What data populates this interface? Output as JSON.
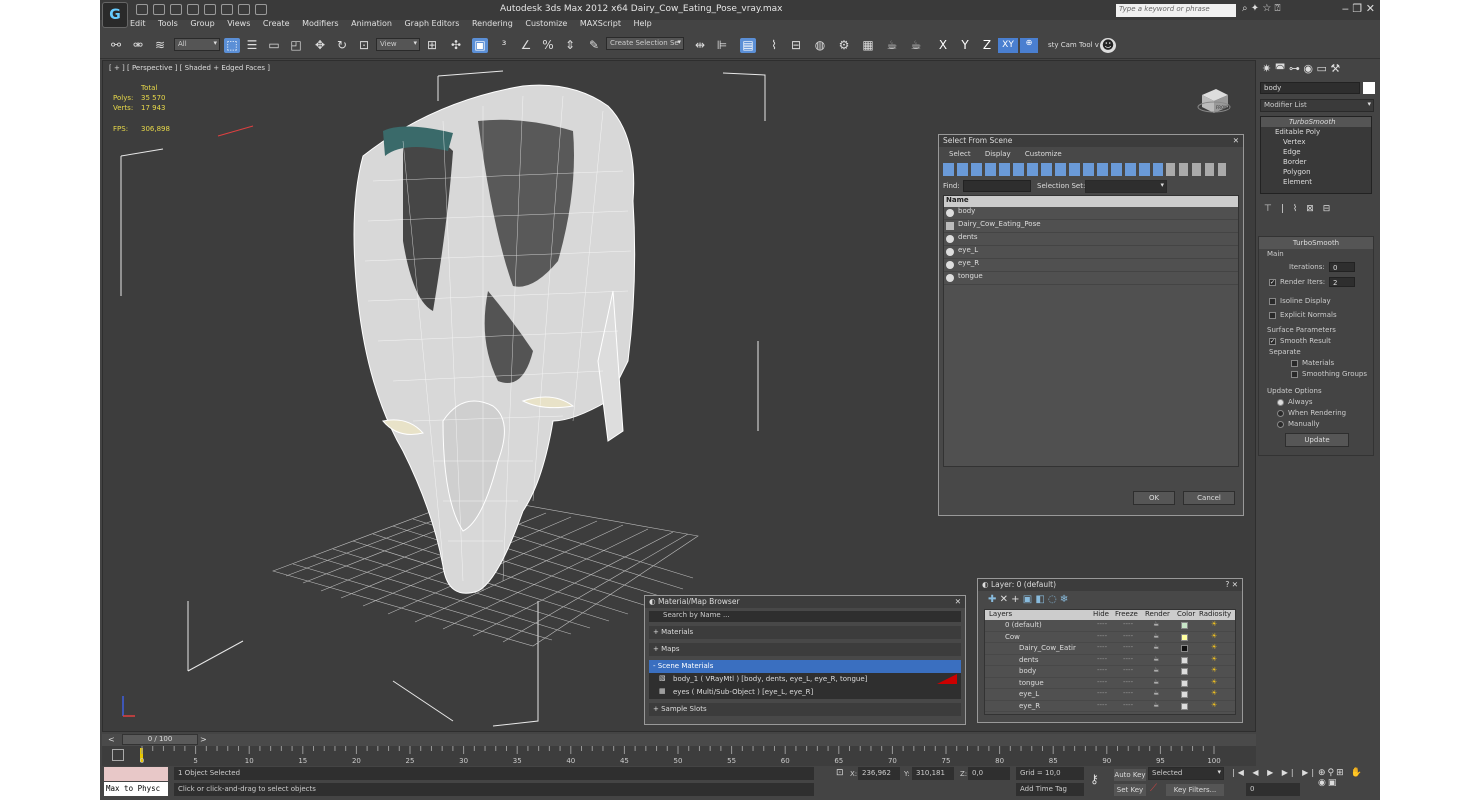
{
  "app": {
    "title": "Autodesk 3ds Max  2012 x64     Dairy_Cow_Eating_Pose_vray.max",
    "logo": "G",
    "search_placeholder": "Type a keyword or phrase"
  },
  "menu": [
    "Edit",
    "Tools",
    "Group",
    "Views",
    "Create",
    "Modifiers",
    "Animation",
    "Graph Editors",
    "Rendering",
    "Customize",
    "MAXScript",
    "Help"
  ],
  "toolbar": {
    "filter_value": "All",
    "refcoord_value": "View",
    "selection_set_value": "Create Selection Se",
    "axis_buttons": [
      "X",
      "Y",
      "Z",
      "XY"
    ],
    "cam_tool_label": "sty Cam Tool v"
  },
  "viewport": {
    "label": "[ + ] [ Perspective ] [ Shaded + Edged Faces ]",
    "stats": {
      "total_label": "Total",
      "polys_label": "Polys:",
      "polys_value": "35 570",
      "verts_label": "Verts:",
      "verts_value": "17 943",
      "fps_label": "FPS:",
      "fps_value": "306,898"
    },
    "viewcube_label": "FRONT"
  },
  "select_from_scene": {
    "title": "Select From Scene",
    "menu": [
      "Select",
      "Display",
      "Customize"
    ],
    "find_label": "Find:",
    "selection_set_label": "Selection Set:",
    "column_header": "Name",
    "items": [
      "body",
      "Dairy_Cow_Eating_Pose",
      "dents",
      "eye_L",
      "eye_R",
      "tongue"
    ],
    "ok_label": "OK",
    "cancel_label": "Cancel"
  },
  "material_browser": {
    "title": "Material/Map Browser",
    "search_placeholder": "Search by Name ...",
    "sections": [
      "+ Materials",
      "+ Maps",
      "- Scene Materials"
    ],
    "scene_materials": [
      "body_1  ( VRayMtl ) [body, dents, eye_L, eye_R, tongue]",
      "eyes  ( Multi/Sub-Object ) [eye_L, eye_R]"
    ],
    "sample_slots": "+ Sample Slots"
  },
  "layer_dialog": {
    "title": "Layer: 0 (default)",
    "columns": [
      "Layers",
      "Hide",
      "Freeze",
      "Render",
      "Color",
      "Radiosity"
    ],
    "rows": [
      "0 (default)",
      "Cow",
      "Dairy_Cow_Eatir",
      "dents",
      "body",
      "tongue",
      "eye_L",
      "eye_R"
    ],
    "dash": "----"
  },
  "command_panel": {
    "object_name": "body",
    "modifier_list_label": "Modifier List",
    "stack": [
      "TurboSmooth",
      "Editable Poly",
      "Vertex",
      "Edge",
      "Border",
      "Polygon",
      "Element"
    ],
    "turbosmooth_header": "TurboSmooth",
    "main_label": "Main",
    "iterations_label": "Iterations:",
    "iterations_value": "0",
    "render_iters_label": "Render Iters:",
    "render_iters_value": "2",
    "isoline_label": "Isoline Display",
    "explicit_normals_label": "Explicit Normals",
    "surface_params_label": "Surface Parameters",
    "smooth_result_label": "Smooth Result",
    "separate_label": "Separate",
    "materials_label": "Materials",
    "smoothing_groups_label": "Smoothing Groups",
    "update_options_label": "Update Options",
    "always_label": "Always",
    "when_rendering_label": "When Rendering",
    "manually_label": "Manually",
    "update_button": "Update"
  },
  "timeline": {
    "frame_display": "0 / 100",
    "ticks": [
      "0",
      "5",
      "10",
      "15",
      "20",
      "25",
      "30",
      "35",
      "40",
      "45",
      "50",
      "55",
      "60",
      "65",
      "70",
      "75",
      "80",
      "85",
      "90",
      "95",
      "100"
    ]
  },
  "status": {
    "maxscript_text": "Max to Physc",
    "selected_text": "1 Object Selected",
    "prompt_text": "Click or click-and-drag to select objects",
    "x_label": "X:",
    "x_value": "236,962",
    "y_label": "Y:",
    "y_value": "310,181",
    "z_label": "Z:",
    "z_value": "0,0",
    "grid_text": "Grid = 10,0",
    "add_time_tag": "Add Time Tag",
    "auto_key": "Auto Key",
    "set_key": "Set Key",
    "selected_dropdown": "Selected",
    "key_filters": "Key Filters...",
    "frame_value": "0"
  }
}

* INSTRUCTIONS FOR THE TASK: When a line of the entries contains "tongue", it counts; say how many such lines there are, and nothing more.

* WRITTEN SOLUTION: 3